Western Force, the Perth-based Western Australian club are currently competing in the "World Series Rugby", a competition new to the sport as of 2018.
The inaugural format sees the Force playing against representative teams from Fiji, Tonga, Samoa, New Zealand and Hong Kong.
In addition to the new competition, the two following rule amendments have also been put in place.
When a try is scored from play initiated from within the try scoring team’s own 22m and there is no break in continuity of possession by the scoring team, the try is awarded seven points (not five points). A conversion attempt would follow (making nine points total).
If possession changes or a penalty, lineout or scrum is awarded, then this breaks the sequence of possession for the try scoring team and a normal five-point try would be earned.
What this rule generally enforces is the possibility of scoring a "power try", a try which, if converted - can be worth nine points instead of the standard seven points.

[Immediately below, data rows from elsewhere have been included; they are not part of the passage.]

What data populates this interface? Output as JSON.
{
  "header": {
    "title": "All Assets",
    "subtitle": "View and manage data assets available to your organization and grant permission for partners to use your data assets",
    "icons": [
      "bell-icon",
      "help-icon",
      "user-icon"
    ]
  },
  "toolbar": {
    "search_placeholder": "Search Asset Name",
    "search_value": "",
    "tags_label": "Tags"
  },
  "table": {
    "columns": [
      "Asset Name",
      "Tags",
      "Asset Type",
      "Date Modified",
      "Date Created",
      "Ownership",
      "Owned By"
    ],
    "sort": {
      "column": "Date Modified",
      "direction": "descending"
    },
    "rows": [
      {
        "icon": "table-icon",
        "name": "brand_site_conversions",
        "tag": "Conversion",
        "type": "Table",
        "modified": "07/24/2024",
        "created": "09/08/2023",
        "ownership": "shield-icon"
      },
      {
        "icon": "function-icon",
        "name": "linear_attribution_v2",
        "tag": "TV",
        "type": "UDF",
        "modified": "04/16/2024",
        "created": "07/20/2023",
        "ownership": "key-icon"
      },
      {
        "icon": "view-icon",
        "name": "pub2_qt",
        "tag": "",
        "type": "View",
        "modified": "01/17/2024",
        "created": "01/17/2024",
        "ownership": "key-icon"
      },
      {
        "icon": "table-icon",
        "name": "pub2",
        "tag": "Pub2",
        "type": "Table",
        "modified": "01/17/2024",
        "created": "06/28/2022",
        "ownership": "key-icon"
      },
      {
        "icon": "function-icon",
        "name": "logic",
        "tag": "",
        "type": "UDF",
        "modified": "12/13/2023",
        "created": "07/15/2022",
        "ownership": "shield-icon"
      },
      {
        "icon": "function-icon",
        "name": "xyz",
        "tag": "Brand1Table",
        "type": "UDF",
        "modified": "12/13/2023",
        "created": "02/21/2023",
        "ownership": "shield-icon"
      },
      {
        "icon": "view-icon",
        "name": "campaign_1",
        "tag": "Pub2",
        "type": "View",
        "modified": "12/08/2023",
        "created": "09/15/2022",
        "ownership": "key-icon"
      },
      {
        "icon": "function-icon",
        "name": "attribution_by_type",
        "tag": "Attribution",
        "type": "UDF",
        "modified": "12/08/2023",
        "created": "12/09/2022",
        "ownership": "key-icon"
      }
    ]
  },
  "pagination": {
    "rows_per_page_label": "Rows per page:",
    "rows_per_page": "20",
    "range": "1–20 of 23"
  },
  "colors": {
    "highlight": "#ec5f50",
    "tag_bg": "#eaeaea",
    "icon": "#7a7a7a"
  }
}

And this past weekend saw history made as the first ever power try was scored as the Crusaders made light work of the Force at Perth's nib Stadium in a blowout 44-8 win.
The Christchurch-based New Zealand side, who compete in Super Rugby, were strong out of the gate as halfback Mitchell Drummond bagged the unprecedented score just six minutes into the match.
But it certainly appears to be a format to encourage more expansive play and providing it continues to produce more entertaining fixtures, could well be something the game's lawmakers start to consider branching out.
Do you like the idea of the power try? Let us know in the comments below!News Now - Sport News